*EXERCISE INPUT*.
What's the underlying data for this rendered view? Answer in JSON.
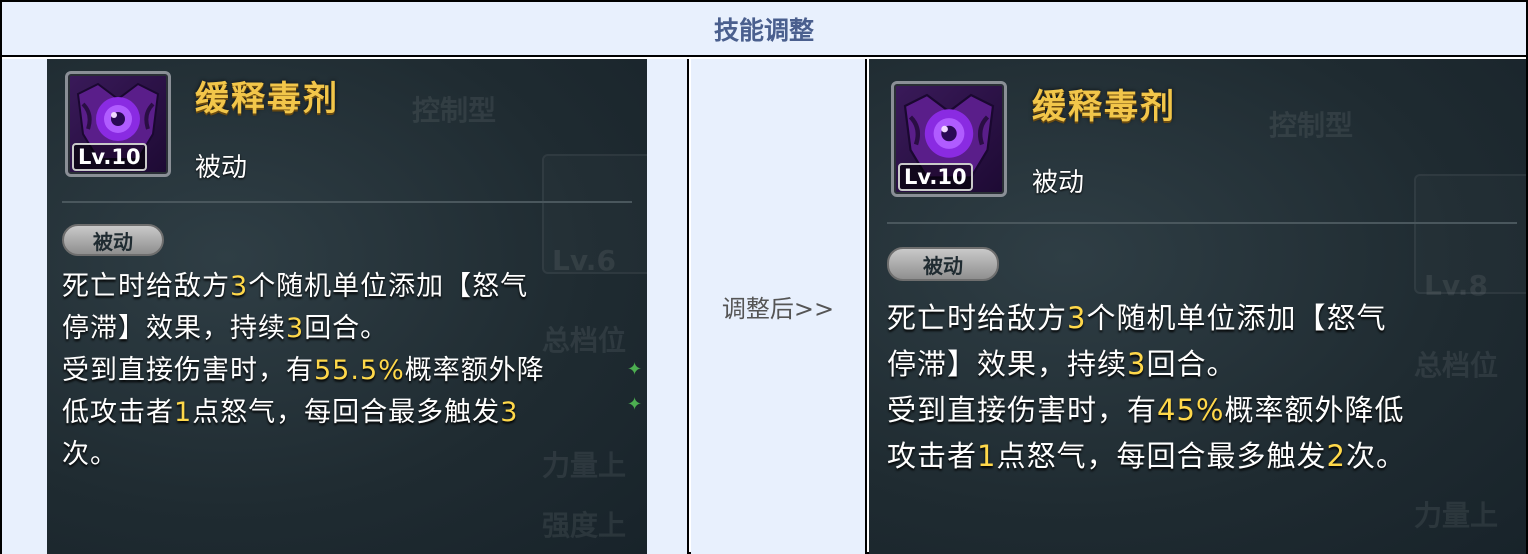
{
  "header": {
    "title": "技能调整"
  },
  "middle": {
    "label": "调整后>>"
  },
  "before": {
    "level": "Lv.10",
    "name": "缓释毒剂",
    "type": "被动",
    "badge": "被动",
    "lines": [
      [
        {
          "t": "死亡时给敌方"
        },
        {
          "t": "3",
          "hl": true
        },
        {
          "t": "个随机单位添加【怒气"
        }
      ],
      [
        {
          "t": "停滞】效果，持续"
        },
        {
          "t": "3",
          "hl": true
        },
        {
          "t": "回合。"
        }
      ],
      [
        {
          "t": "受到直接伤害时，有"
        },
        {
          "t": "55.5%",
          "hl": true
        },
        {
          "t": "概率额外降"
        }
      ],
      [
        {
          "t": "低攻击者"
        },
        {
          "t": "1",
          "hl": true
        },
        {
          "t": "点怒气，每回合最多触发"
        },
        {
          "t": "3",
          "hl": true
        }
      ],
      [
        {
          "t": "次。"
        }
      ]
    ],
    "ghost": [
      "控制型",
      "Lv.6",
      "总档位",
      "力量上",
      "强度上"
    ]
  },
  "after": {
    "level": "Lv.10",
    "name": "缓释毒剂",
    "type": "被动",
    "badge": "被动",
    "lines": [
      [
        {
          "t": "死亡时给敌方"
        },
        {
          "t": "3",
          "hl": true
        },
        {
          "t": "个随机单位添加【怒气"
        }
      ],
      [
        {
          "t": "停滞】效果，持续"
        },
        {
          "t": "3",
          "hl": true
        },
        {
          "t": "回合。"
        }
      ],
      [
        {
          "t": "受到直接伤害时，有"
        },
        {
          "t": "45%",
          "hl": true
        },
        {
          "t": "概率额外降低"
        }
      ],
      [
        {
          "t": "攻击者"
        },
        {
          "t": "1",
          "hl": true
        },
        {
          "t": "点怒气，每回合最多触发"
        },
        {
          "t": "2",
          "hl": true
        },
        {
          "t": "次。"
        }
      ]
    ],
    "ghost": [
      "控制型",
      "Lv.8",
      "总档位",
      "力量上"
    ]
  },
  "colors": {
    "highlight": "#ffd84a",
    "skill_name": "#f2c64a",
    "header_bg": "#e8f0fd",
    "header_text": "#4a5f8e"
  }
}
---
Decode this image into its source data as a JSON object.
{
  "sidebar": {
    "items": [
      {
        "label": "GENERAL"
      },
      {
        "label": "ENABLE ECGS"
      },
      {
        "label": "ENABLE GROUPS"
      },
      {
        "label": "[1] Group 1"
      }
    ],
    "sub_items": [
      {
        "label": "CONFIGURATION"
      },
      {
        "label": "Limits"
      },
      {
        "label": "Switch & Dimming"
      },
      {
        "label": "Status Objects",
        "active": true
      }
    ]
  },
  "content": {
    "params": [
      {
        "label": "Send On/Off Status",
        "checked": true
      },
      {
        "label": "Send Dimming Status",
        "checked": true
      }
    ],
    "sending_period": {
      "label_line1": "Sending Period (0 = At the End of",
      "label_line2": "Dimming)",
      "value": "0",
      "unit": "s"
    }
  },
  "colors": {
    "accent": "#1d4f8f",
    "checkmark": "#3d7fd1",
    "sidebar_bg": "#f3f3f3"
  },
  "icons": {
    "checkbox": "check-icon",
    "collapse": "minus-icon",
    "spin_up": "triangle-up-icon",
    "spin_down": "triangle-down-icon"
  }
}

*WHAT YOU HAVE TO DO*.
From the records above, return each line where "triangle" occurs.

*FINISHED EXERCISE*.
    "spin_up": "triangle-up-icon",
    "spin_down": "triangle-down-icon"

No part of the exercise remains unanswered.